Sleep like a baby Heather! 39% on your back end ration is a piece of cake. FYI, your Loan Officer is a ROOKIE! No seasoned LO would EVER miss a auto loan AND the fact the your student loans were NOT in deferment. The LO is an embarrassment to the industry. That's Loan Officer Training 101!
Can you imagine what would have happened if your DTI was so high they couldn't get the AUS (automated underwriting system) to accept and approve your loan? It would have been ugly for you. If one of the LOs under me made this type of mistake, I would not be very happy. Hope it all works out for you.
What are your credit limits on the cards? Being below 1/2 of your credit limit on a card helps a lot so say you have two cards maxed out you should pay them both down to just under 50% as opposed to paying one all the way off. Once you do pay them off DON'T close them... more
You certainly should contact a lender, as Hermine advises. Find out what's possible.
However, you might well be better off not buying for awhile. Get your credit score up. Also, if you've got student loans, repayment is kicking in right around now. Make sure you can handle that, too. Just because you might be able to qualify to buy doesn't necessarily mean that that's the right decision for you right now.
So: See a lender. Then determine your own comfort level with the options presented.
Mold is a hot topic with lenders due to many previous losses where dangerous and toxic mold have resulted in foreclosures and homeowners walking away from properties. The key to understanding whether the issue with mold is one that is easily remedied to one that needs a professional remedy is utilizing the services of a certified and/or qualified home inspector. A home inspector can determined for the lender whether the mold is of a serious nature or not.
If the home inspector determines the nature of the mold to be toxic or unsafe the home will have to be professionally treated for mold removal. The cost of the mold removal may be a price you then could determine whether or not you were willing or unwilling to pay to continue with the home purchase. Also, depending upon the terms of your purchase contract you could possible request a price reduction or that the seller cover these costs.

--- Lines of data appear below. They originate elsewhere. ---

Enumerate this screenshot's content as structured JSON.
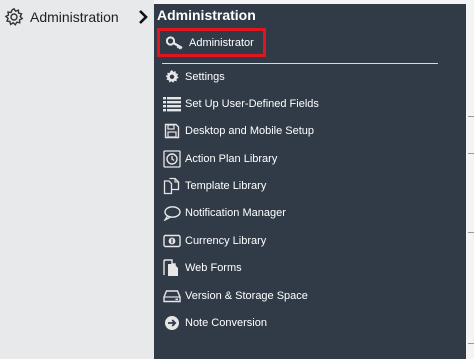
{
  "sidebar": {
    "administration_label": "Administration",
    "icon": "gear-icon",
    "expand_icon": "chevron-right-icon"
  },
  "menu": {
    "title": "Administration",
    "highlighted": {
      "label": "Administrator",
      "icon": "key-icon",
      "highlight_color": "#e2141d"
    },
    "items": [
      {
        "label": "Settings",
        "icon": "gear-icon"
      },
      {
        "label": "Set Up User-Defined Fields",
        "icon": "list-icon"
      },
      {
        "label": "Desktop and Mobile Setup",
        "icon": "save-icon"
      },
      {
        "label": "Action Plan Library",
        "icon": "clock-icon"
      },
      {
        "label": "Template Library",
        "icon": "copy-icon"
      },
      {
        "label": "Notification Manager",
        "icon": "speech-bubble-icon"
      },
      {
        "label": "Currency Library",
        "icon": "currency-icon"
      },
      {
        "label": "Web Forms",
        "icon": "document-icon"
      },
      {
        "label": "Version & Storage Space",
        "icon": "drive-icon"
      },
      {
        "label": "Note Conversion",
        "icon": "arrow-circle-icon"
      }
    ]
  },
  "colors": {
    "menu_background": "#313b48",
    "sidebar_background": "#e7e9ea",
    "menu_text": "#ffffff"
  }
}
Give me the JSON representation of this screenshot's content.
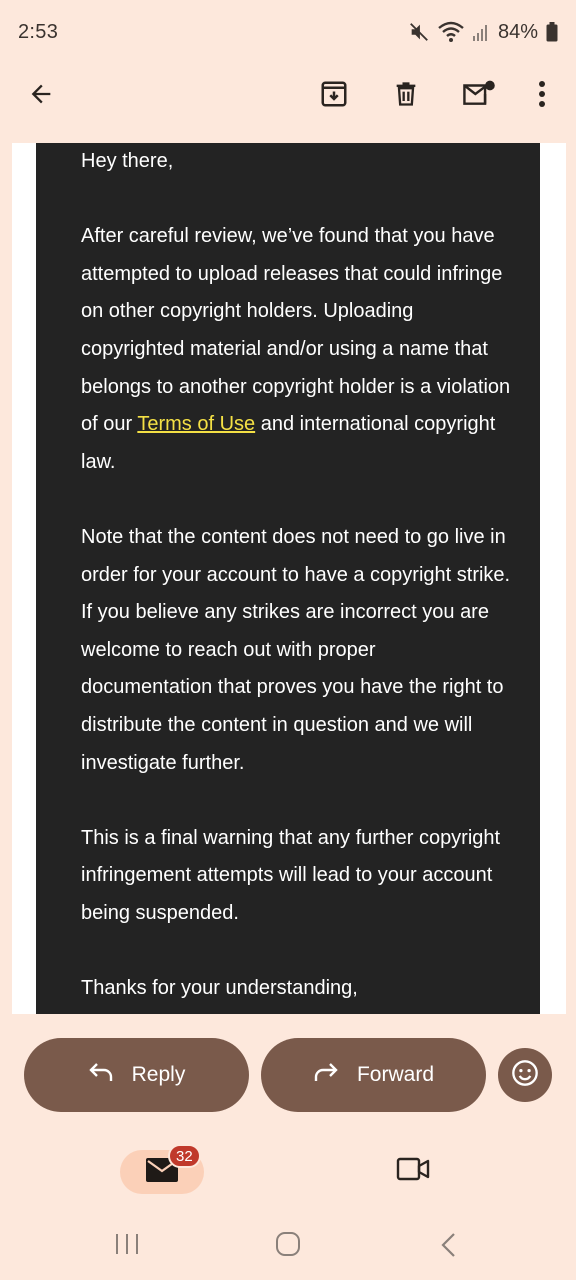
{
  "status_bar": {
    "time": "2:53",
    "battery": "84%",
    "icons": [
      "mute-icon",
      "wifi-icon",
      "signal-icon",
      "battery-icon"
    ]
  },
  "app_bar": {
    "icons": [
      "back-arrow-icon",
      "archive-icon",
      "delete-icon",
      "mark-unread-icon",
      "more-vert-icon"
    ]
  },
  "email": {
    "greeting": "Hey there,",
    "paragraph_1_before_link": "After careful review, we’ve found that you have attempted to upload releases that could infringe on other copyright holders. Uploading copyrighted material and/or using a name that belongs to another copyright holder is a violation of our ",
    "paragraph_1_link": "Terms of Use",
    "paragraph_1_after_link": " and international copyright law.",
    "paragraph_2": "Note that the content does not need to go live in order for your account to have a copyright strike. If you believe any strikes are incorrect you are welcome to reach out with proper documentation that proves you have the right to distribute the content in question and we will investigate further.",
    "paragraph_3": "This is a final warning that any further copyright infringement attempts will lead to your account being suspended.",
    "closing": "Thanks for your understanding,",
    "link_color": "#f4e045",
    "background_color": "#232323"
  },
  "actions": {
    "reply_label": "Reply",
    "forward_label": "Forward",
    "button_color": "#7a5a4b"
  },
  "bottom_nav": {
    "mail_badge": "32",
    "icons": [
      "mail-icon",
      "video-meet-icon"
    ]
  },
  "system_nav": {
    "icons": [
      "recents-icon",
      "home-icon",
      "back-icon"
    ]
  },
  "colors": {
    "background": "#fde8dc",
    "badge": "#c0392b"
  }
}
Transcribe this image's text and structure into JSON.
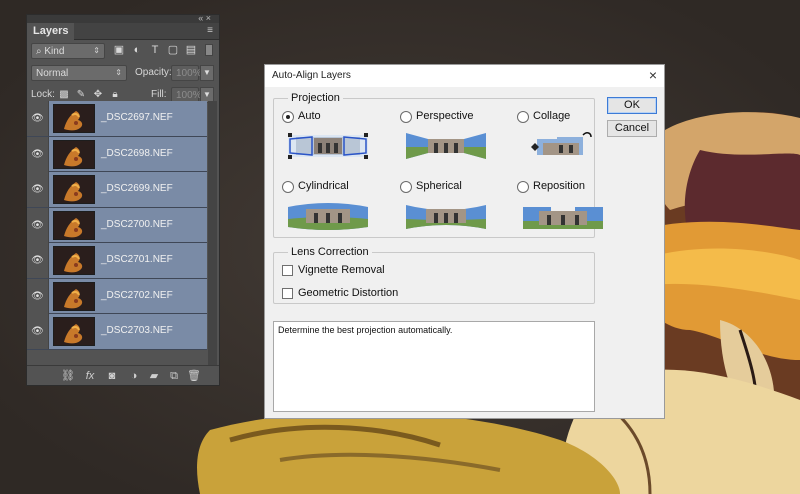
{
  "layers_panel": {
    "tab_label": "Layers",
    "filter_kind": "Kind",
    "blend_mode": "Normal",
    "opacity_label": "Opacity:",
    "opacity_value": "100%",
    "lock_label": "Lock:",
    "fill_label": "Fill:",
    "fill_value": "100%",
    "layers": [
      {
        "name": "_DSC2697.NEF"
      },
      {
        "name": "_DSC2698.NEF"
      },
      {
        "name": "_DSC2699.NEF"
      },
      {
        "name": "_DSC2700.NEF"
      },
      {
        "name": "_DSC2701.NEF"
      },
      {
        "name": "_DSC2702.NEF"
      },
      {
        "name": "_DSC2703.NEF"
      }
    ],
    "filter_icons": [
      "pixel-filter-icon",
      "adjustment-filter-icon",
      "type-filter-icon",
      "shape-filter-icon",
      "smart-object-filter-icon"
    ],
    "lock_icons": [
      "lock-transparent-icon",
      "lock-paint-icon",
      "lock-position-icon",
      "lock-all-icon"
    ],
    "footer_icons": [
      "link-icon",
      "fx-icon",
      "mask-icon",
      "adjustment-icon",
      "group-folder-icon",
      "new-layer-icon",
      "trash-icon"
    ]
  },
  "dialog": {
    "title": "Auto-Align Layers",
    "projection_legend": "Projection",
    "options": [
      {
        "label": "Auto",
        "selected": true
      },
      {
        "label": "Perspective",
        "selected": false
      },
      {
        "label": "Collage",
        "selected": false
      },
      {
        "label": "Cylindrical",
        "selected": false
      },
      {
        "label": "Spherical",
        "selected": false
      },
      {
        "label": "Reposition",
        "selected": false
      }
    ],
    "lens_legend": "Lens Correction",
    "vignette_label": "Vignette Removal",
    "vignette_checked": false,
    "distortion_label": "Geometric Distortion",
    "distortion_checked": false,
    "ok_label": "OK",
    "cancel_label": "Cancel",
    "description": "Determine the best projection automatically."
  }
}
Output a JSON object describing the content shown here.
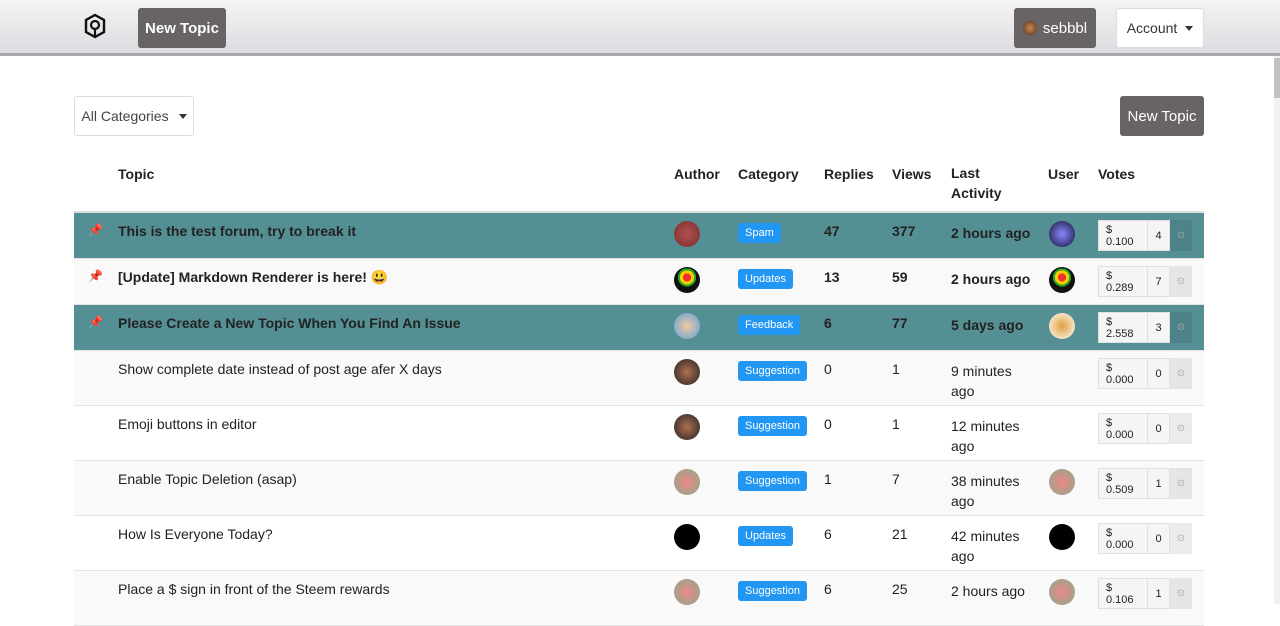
{
  "nav": {
    "new_topic": "New Topic",
    "username": "sebbbl",
    "account": "Account"
  },
  "toolbar": {
    "categories": "All Categories",
    "new_topic": "New Topic"
  },
  "columns": {
    "topic": "Topic",
    "author": "Author",
    "category": "Category",
    "replies": "Replies",
    "views": "Views",
    "last_activity": "Last Activity",
    "user": "User",
    "votes": "Votes"
  },
  "colors": {
    "pinned_row": "#548f94",
    "badge": "#2196f3",
    "button": "#686364"
  },
  "topics": [
    {
      "title": "This is the test forum, try to break it",
      "category": "Spam",
      "replies": "47",
      "views": "377",
      "last": "2 hours ago",
      "payout": "$ 0.100",
      "votes": "4"
    },
    {
      "title": "[Update] Markdown Renderer is here! 😃",
      "category": "Updates",
      "replies": "13",
      "views": "59",
      "last": "2 hours ago",
      "payout": "$ 0.289",
      "votes": "7"
    },
    {
      "title": "Please Create a New Topic When You Find An Issue",
      "category": "Feedback",
      "replies": "6",
      "views": "77",
      "last": "5 days ago",
      "payout": "$ 2.558",
      "votes": "3"
    },
    {
      "title": "Show complete date instead of post age afer X days",
      "category": "Suggestion",
      "replies": "0",
      "views": "1",
      "last": "9 minutes ago",
      "payout": "$ 0.000",
      "votes": "0"
    },
    {
      "title": "Emoji buttons in editor",
      "category": "Suggestion",
      "replies": "0",
      "views": "1",
      "last": "12 minutes ago",
      "payout": "$ 0.000",
      "votes": "0"
    },
    {
      "title": "Enable Topic Deletion (asap)",
      "category": "Suggestion",
      "replies": "1",
      "views": "7",
      "last": "38 minutes ago",
      "payout": "$ 0.509",
      "votes": "1"
    },
    {
      "title": "How Is Everyone Today?",
      "category": "Updates",
      "replies": "6",
      "views": "21",
      "last": "42 minutes ago",
      "payout": "$ 0.000",
      "votes": "0"
    },
    {
      "title": "Place a $ sign in front of the Steem rewards",
      "category": "Suggestion",
      "replies": "6",
      "views": "25",
      "last": "2 hours ago",
      "payout": "$ 0.106",
      "votes": "1"
    }
  ]
}
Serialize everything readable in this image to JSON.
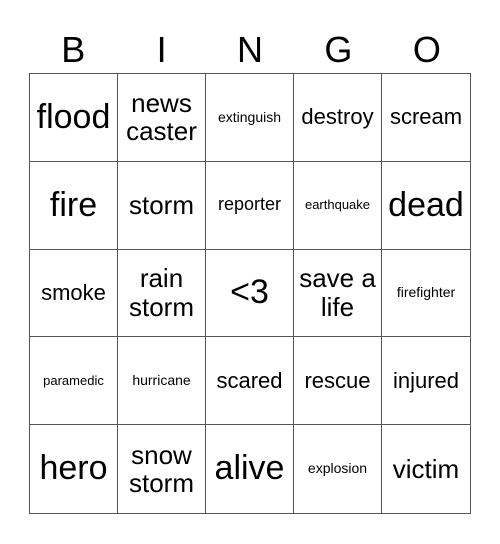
{
  "header": [
    "B",
    "I",
    "N",
    "G",
    "O"
  ],
  "cells": [
    {
      "text": "flood",
      "size": "xl"
    },
    {
      "text": "news caster",
      "size": "l"
    },
    {
      "text": "extinguish",
      "size": "xs"
    },
    {
      "text": "destroy",
      "size": "m"
    },
    {
      "text": "scream",
      "size": "m"
    },
    {
      "text": "fire",
      "size": "xl"
    },
    {
      "text": "storm",
      "size": "l"
    },
    {
      "text": "reporter",
      "size": "s"
    },
    {
      "text": "earthquake",
      "size": "xxs"
    },
    {
      "text": "dead",
      "size": "xl"
    },
    {
      "text": "smoke",
      "size": "m"
    },
    {
      "text": "rain storm",
      "size": "l"
    },
    {
      "text": "<3",
      "size": "xl"
    },
    {
      "text": "save a life",
      "size": "l"
    },
    {
      "text": "firefighter",
      "size": "xs"
    },
    {
      "text": "paramedic",
      "size": "xxs"
    },
    {
      "text": "hurricane",
      "size": "xs"
    },
    {
      "text": "scared",
      "size": "m"
    },
    {
      "text": "rescue",
      "size": "m"
    },
    {
      "text": "injured",
      "size": "m"
    },
    {
      "text": "hero",
      "size": "xl"
    },
    {
      "text": "snow storm",
      "size": "l"
    },
    {
      "text": "alive",
      "size": "xl"
    },
    {
      "text": "explosion",
      "size": "xs"
    },
    {
      "text": "victim",
      "size": "l"
    }
  ]
}
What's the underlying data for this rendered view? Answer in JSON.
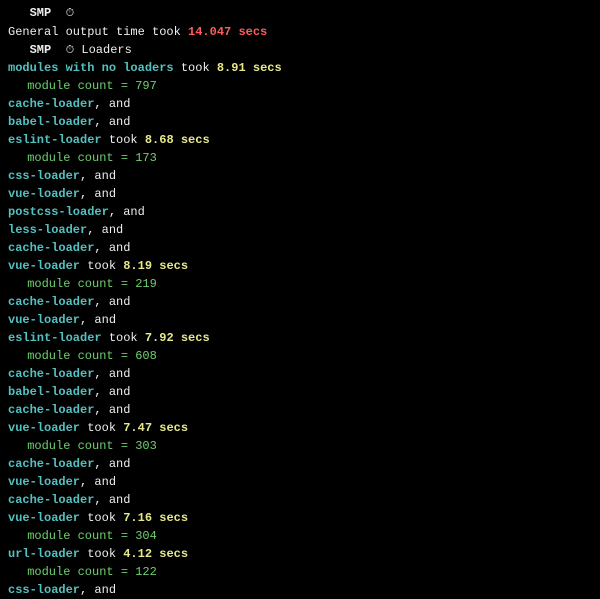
{
  "header": {
    "smp_label": " SMP ",
    "icon": "⏱",
    "general_prefix": "General output time took ",
    "general_time": "14.047 secs"
  },
  "loaders_header": {
    "smp_label": " SMP ",
    "icon": "⏱",
    "title": " Loaders"
  },
  "and_word": ", and",
  "took_word": " took ",
  "count_label": " module count = ",
  "groups": [
    {
      "chain": [
        "modules with no loaders"
      ],
      "time": "8.91 secs",
      "count": "797"
    },
    {
      "chain": [
        "cache-loader",
        "babel-loader",
        "eslint-loader"
      ],
      "time": "8.68 secs",
      "count": "173"
    },
    {
      "chain": [
        "css-loader",
        "vue-loader",
        "postcss-loader",
        "less-loader",
        "cache-loader",
        "vue-loader"
      ],
      "time": "8.19 secs",
      "count": "219"
    },
    {
      "chain": [
        "cache-loader",
        "vue-loader",
        "eslint-loader"
      ],
      "time": "7.92 secs",
      "count": "608"
    },
    {
      "chain": [
        "cache-loader",
        "babel-loader",
        "cache-loader",
        "vue-loader"
      ],
      "time": "7.47 secs",
      "count": "303"
    },
    {
      "chain": [
        "cache-loader",
        "vue-loader",
        "cache-loader",
        "vue-loader"
      ],
      "time": "7.16 secs",
      "count": "304"
    },
    {
      "chain": [
        "url-loader"
      ],
      "time": "4.12 secs",
      "count": "122"
    },
    {
      "chain": [
        "css-loader"
      ],
      "time": null,
      "count": null
    }
  ]
}
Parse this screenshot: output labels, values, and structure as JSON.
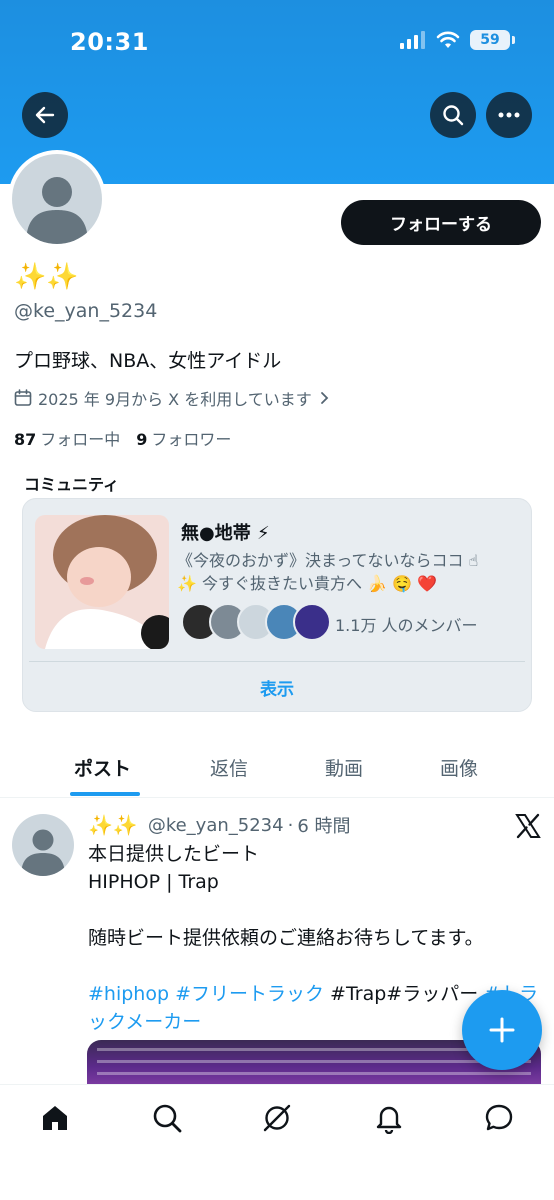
{
  "status_bar": {
    "time": "20:31",
    "battery": "59",
    "icons": [
      "signal-icon",
      "wifi-icon",
      "battery-icon"
    ]
  },
  "header": {
    "back_icon": "arrow-left-icon",
    "search_icon": "search-icon",
    "more_icon": "more-horizontal-icon",
    "banner_color": "#1d9bf0"
  },
  "profile": {
    "display_name": "✨✨",
    "handle": "@ke_yan_5234",
    "follow_button": "フォローする",
    "bio": "プロ野球、NBA、女性アイドル",
    "joined": "2025 年 9月から X を利用しています",
    "following_count": "87",
    "following_label": "フォロー中",
    "followers_count": "9",
    "followers_label": "フォロワー"
  },
  "community": {
    "section_label": "コミュニティ",
    "name": "無●地帯 ⚡",
    "description_line1": "《今夜のおかず》決まってないならココ ☝",
    "description_line2": "✨ 今すぐ抜きたい貴方へ 🍌 🤤 ❤️",
    "member_count": "1.1万 人のメンバー",
    "view_button": "表示"
  },
  "tabs": [
    {
      "label": "ポスト",
      "active": true
    },
    {
      "label": "返信",
      "active": false
    },
    {
      "label": "動画",
      "active": false
    },
    {
      "label": "画像",
      "active": false
    }
  ],
  "post": {
    "author_name": "✨✨",
    "author_handle": "@ke_yan_5234",
    "separator": "·",
    "time": "6 時間",
    "line1": "本日提供したビート",
    "line2": "HIPHOP | Trap",
    "line3": "随時ビート提供依頼のご連絡お待ちしてます。",
    "tag1": "#hiphop",
    "tag2": "#フリートラック",
    "plain_tags": "#Trap#ラッパー",
    "tag3": "#トラックメーカー"
  },
  "fab": {
    "icon": "plus-icon"
  },
  "bottom_nav": [
    "home-icon",
    "search-icon",
    "grok-icon",
    "notifications-icon",
    "messages-icon"
  ],
  "colors": {
    "accent": "#1d9bf0",
    "text": "#0f1419",
    "muted": "#536471"
  }
}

My recommendation would be to discuss these issues with a qualified home inspector in your area and then remedy the situation with the lender. The appraiser will most likely be required by the lender to re-inspect the property to verify by photograph that the repairs were made. The lender should then proceed to closing without any problems.... more